Click on “Download PDF” for the PDF version or on the title for the HTML version.

If you are not an ASABE member or if your employer has not arranged for access to the full-text, Click here for options.

Scaling Up Transport of Water and Solutes in a Banana Plantation: From 1D and 2D to Field Scale

Published by the American Society of Agricultural and Biological Engineers, St. Joseph, Michigan

Citation:  Paper number  022094,  2002 ASAE Annual Meeting . (doi: 10.13031/2013.9168) @2002
Authors:   Carlos M. Regalado, Rafael Muñoz-Carpena, Ana R. Socorro, Javier Alvarez-Benedí, Nelson Perez
Keywords:   scaling, geometrically similar media, Box-Cox transformation, spatial variability, lognormal distribution, Canary Islands

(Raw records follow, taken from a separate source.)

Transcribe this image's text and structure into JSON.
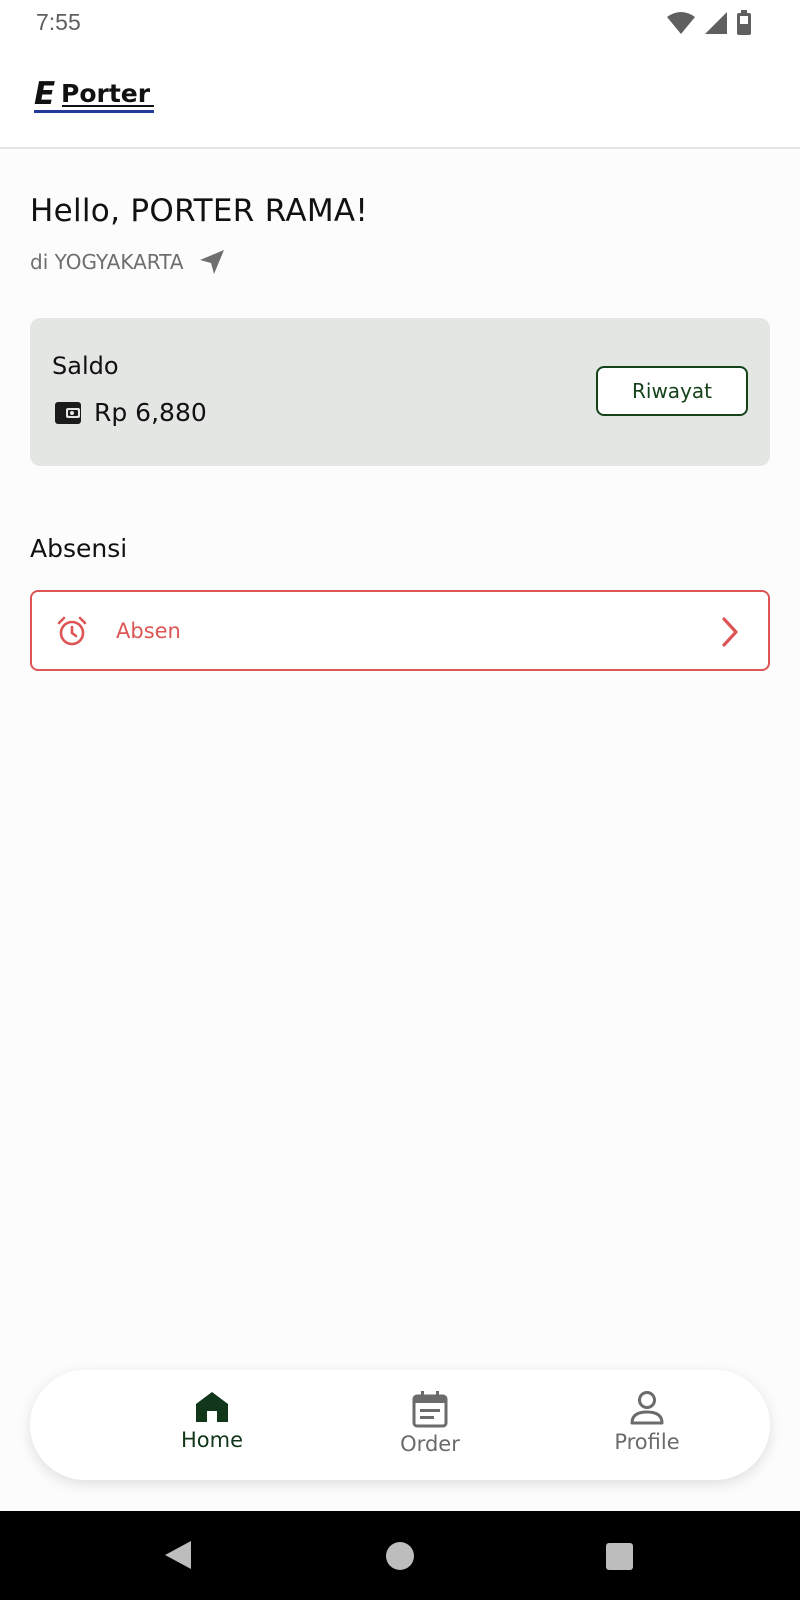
{
  "status_bar": {
    "time": "7:55",
    "icons": [
      "wifi-icon",
      "signal-icon",
      "battery-icon"
    ]
  },
  "app": {
    "logo_text_e": "E",
    "logo_text_rest": "Porter"
  },
  "greeting": {
    "text": "Hello, PORTER RAMA!",
    "location": "di YOGYAKARTA",
    "location_icon": "navigation-arrow-icon"
  },
  "saldo": {
    "label": "Saldo",
    "amount": "Rp 6,880",
    "wallet_icon": "wallet-icon",
    "history_button": "Riwayat"
  },
  "absensi": {
    "title": "Absensi",
    "item_label": "Absen",
    "item_icon": "alarm-clock-icon",
    "chevron_icon": "chevron-right-icon"
  },
  "bottom_nav": {
    "items": [
      {
        "label": "Home",
        "icon": "home-icon",
        "active": true
      },
      {
        "label": "Order",
        "icon": "calendar-icon",
        "active": false
      },
      {
        "label": "Profile",
        "icon": "person-icon",
        "active": false
      }
    ]
  },
  "colors": {
    "primary_green": "#12361a",
    "alert_red": "#dd5555",
    "card_gray": "#e4e6e4",
    "logo_blue": "#233a9b"
  }
}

When modeling soil hydraulic properties at field scale it is desirable to approximate the variability in a given area by means of some scaling transformations which relate spatially variable local hydraulic properties to global reference characteristics. As part of a field experiment, where water and solute movement across a soil profile are being monitored on a daily basis, 70 soil cores were sampled within a banana plantation greenhouse on a 14x5 array of 2.5mx5m rectangles at 15 cm depth, to represent the field scale variability of flow related properties. Additionally, at five random locations soil cores were sampled at 4 depths. Saturated hydraulic conductivity (Ksat) and water retention characteristics were measured in these 70+20 soil cores. van Genuchten water retention curves (WRC) with optimized m (m.1-1/n) were fitted to the WR data and a general Mualem-van Genuchten model was used to predict hydraulic conductivity functions for each soil core. A scaling law, of the form .i=ai .i*, was fitted to soil hydraulic data by applying the method of Vogel et al. (1991), Water Resour. Res., 27: 2735-2741, such that the original hydraulic parameters .i were scaled down to a reference curve with parameters .i*. An analytical expression, in terms of Beta functions, for the average suction value, hc, necessary to apply the above scaling method, was obtained. This permitted implementation in a spreadsheet and fast computation of the scaling parameters for the 70 + 20 WRC. Although originally we assumed generality in the scaling law of the water content, i.e. .=a.. *, the scaling procedure showed that .=. *, suggesting that our soil behaves in a geometrically similar fashion with respect to water content, following the work of Miller and Miller (1956). Box-Cox normality plots showed that scaling factors for the suction (ah) and hydraulic conductivity (ak) were approximately log-normally distributed, as it would be expected for such a dynamic properties involving flow. By contrast static soil related properties as a. were found closely Gaussian, although a power of 3/4, was best for approaching normality. Application of four different normality tests (Anderson-Darling, Shaphiro-Wilk, Kolmogorov-Smirnov and Chi-square goodnessof- fit tests) rendered some contradictory results among them, thus suggesting that this widely extended practice is not recommended for providing a suitable probability density function for the scaling parameters, ai. Some indications for the origin of these disagreements, in terms of population size and test constraints, are pointed out. Visual inspection of normal probability plots can also lead to erroneous results. The scaling parameters a. and ak show a sinusoidal spatial variation coincident with the underlying alignment of banana plants on the field. Such anisotropic distribution is explained in terms of porosity variations due to processes promoting soil degradation as surface desiccation and soil compaction, induced by tillage and localized irrigation of banana plants. By contrast such an alignment trend is not so evident for the suction scaling factor, ah. A gradient with soil depth is observed for both ak and ah, while a. remains constant in the whole soil profile. Such a gradient in scaling parameters is interpreted in terms of macro and microporosity changes. Finally conclusions are drawn about scaling up locally estimated soil physical parameters, for water and solute modeling purposes, to field conditions where variability has an important effect.

(Download PDF)    (Export to EndNotes)